═══ Source material

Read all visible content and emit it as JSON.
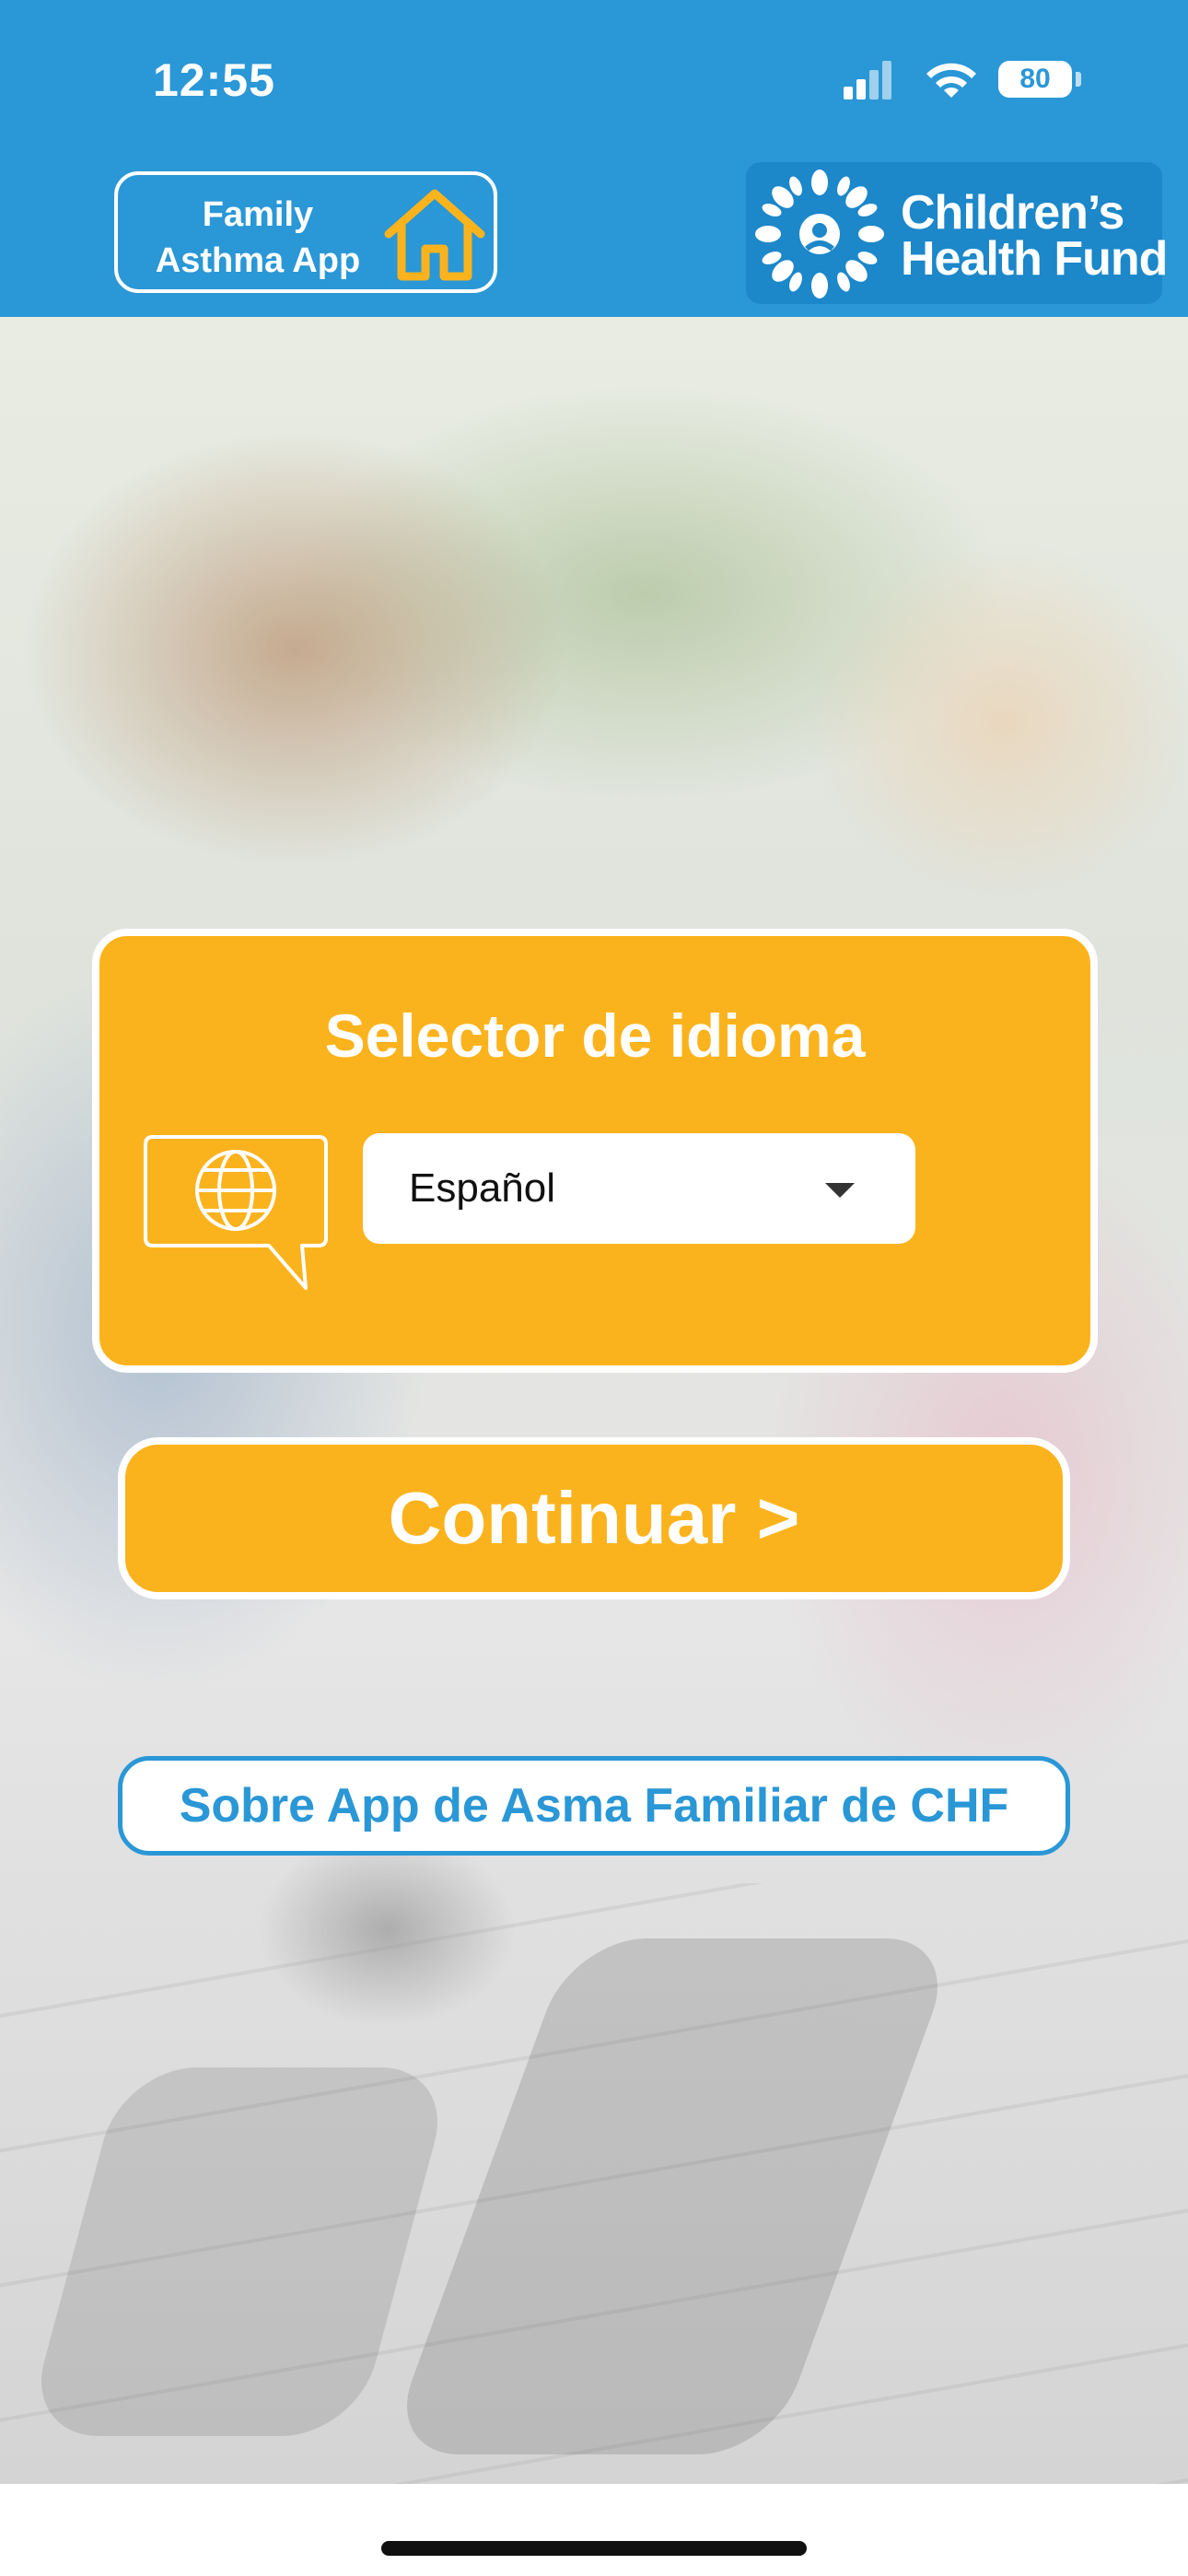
{
  "status_bar": {
    "time": "12:55",
    "battery": "80",
    "icons": [
      "cellular-signal-icon",
      "wifi-icon",
      "battery-icon"
    ]
  },
  "header": {
    "app_badge": {
      "line1": "Family",
      "line2": "Asthma App",
      "icon": "house-icon"
    },
    "org_logo": {
      "line1": "Children’s",
      "line2": "Health Fund",
      "icon": "sun-logo-icon"
    }
  },
  "language_card": {
    "title": "Selector de idioma",
    "icon": "globe-speech-bubble-icon",
    "selected_language": "Español"
  },
  "buttons": {
    "continue_label": "Continuar >",
    "about_label": "Sobre App de Asma Familiar de CHF"
  },
  "colors": {
    "header_blue": "#2a97d6",
    "accent_orange": "#fbb31d",
    "white": "#ffffff",
    "logo_blue": "#1c87c9"
  }
}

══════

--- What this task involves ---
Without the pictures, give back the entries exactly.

--- Your response ---
Read all visible content and emit it as JSON.
{
  "status_bar": {
    "time": "12:55",
    "battery": "80",
    "icons": [
      "cellular-signal-icon",
      "wifi-icon",
      "battery-icon"
    ]
  },
  "header": {
    "app_badge": {
      "line1": "Family",
      "line2": "Asthma App",
      "icon": "house-icon"
    },
    "org_logo": {
      "line1": "Children’s",
      "line2": "Health Fund",
      "icon": "sun-logo-icon"
    }
  },
  "language_card": {
    "title": "Selector de idioma",
    "icon": "globe-speech-bubble-icon",
    "selected_language": "Español"
  },
  "buttons": {
    "continue_label": "Continuar >",
    "about_label": "Sobre App de Asma Familiar de CHF"
  },
  "colors": {
    "header_blue": "#2a97d6",
    "accent_orange": "#fbb31d",
    "white": "#ffffff",
    "logo_blue": "#1c87c9"
  }
}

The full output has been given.